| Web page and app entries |
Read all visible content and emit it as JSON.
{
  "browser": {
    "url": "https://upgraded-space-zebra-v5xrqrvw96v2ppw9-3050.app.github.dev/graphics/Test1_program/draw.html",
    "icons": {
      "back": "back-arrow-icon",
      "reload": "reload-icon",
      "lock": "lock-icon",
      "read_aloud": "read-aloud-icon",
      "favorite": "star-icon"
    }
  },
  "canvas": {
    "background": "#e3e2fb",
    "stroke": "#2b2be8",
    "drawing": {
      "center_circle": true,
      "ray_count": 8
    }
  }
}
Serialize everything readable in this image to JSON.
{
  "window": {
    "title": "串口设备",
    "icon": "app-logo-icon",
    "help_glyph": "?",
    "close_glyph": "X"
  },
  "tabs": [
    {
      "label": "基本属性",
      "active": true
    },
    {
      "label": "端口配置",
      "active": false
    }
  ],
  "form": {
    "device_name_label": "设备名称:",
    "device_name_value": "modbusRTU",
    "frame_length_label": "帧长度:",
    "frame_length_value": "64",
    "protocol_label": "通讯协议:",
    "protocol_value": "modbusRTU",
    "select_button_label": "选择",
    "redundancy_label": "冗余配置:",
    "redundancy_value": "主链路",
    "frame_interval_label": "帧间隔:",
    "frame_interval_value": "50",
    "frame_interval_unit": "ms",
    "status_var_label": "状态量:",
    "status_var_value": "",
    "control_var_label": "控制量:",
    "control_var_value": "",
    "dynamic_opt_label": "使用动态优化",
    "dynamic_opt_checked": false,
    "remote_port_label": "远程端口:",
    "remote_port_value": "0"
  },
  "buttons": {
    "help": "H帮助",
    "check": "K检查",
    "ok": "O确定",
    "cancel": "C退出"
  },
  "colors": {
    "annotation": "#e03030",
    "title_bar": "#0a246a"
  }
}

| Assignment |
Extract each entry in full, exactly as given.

| The answer |
Read all visible content and emit it as JSON.
{
  "browser": {
    "url": "https://upgraded-space-zebra-v5xrqrvw96v2ppw9-3050.app.github.dev/graphics/Test1_program/draw.html",
    "icons": {
      "back": "back-arrow-icon",
      "reload": "reload-icon",
      "lock": "lock-icon",
      "read_aloud": "read-aloud-icon",
      "favorite": "star-icon"
    }
  },
  "canvas": {
    "background": "#e3e2fb",
    "stroke": "#2b2be8",
    "drawing": {
      "center_circle": true,
      "ray_count": 8
    }
  }
}
Serialize everything readable in this image to JSON.
{
  "window": {
    "title": "串口设备",
    "icon": "app-logo-icon",
    "help_glyph": "?",
    "close_glyph": "X"
  },
  "tabs": [
    {
      "label": "基本属性",
      "active": true
    },
    {
      "label": "端口配置",
      "active": false
    }
  ],
  "form": {
    "device_name_label": "设备名称:",
    "device_name_value": "modbusRTU",
    "frame_length_label": "帧长度:",
    "frame_length_value": "64",
    "protocol_label": "通讯协议:",
    "protocol_value": "modbusRTU",
    "select_button_label": "选择",
    "redundancy_label": "冗余配置:",
    "redundancy_value": "主链路",
    "frame_interval_label": "帧间隔:",
    "frame_interval_value": "50",
    "frame_interval_unit": "ms",
    "status_var_label": "状态量:",
    "status_var_value": "",
    "control_var_label": "控制量:",
    "control_var_value": "",
    "dynamic_opt_label": "使用动态优化",
    "dynamic_opt_checked": false,
    "remote_port_label": "远程端口:",
    "remote_port_value": "0"
  },
  "buttons": {
    "help": "H帮助",
    "check": "K检查",
    "ok": "O确定",
    "cancel": "C退出"
  },
  "colors": {
    "annotation": "#e03030",
    "title_bar": "#0a246a"
  }
}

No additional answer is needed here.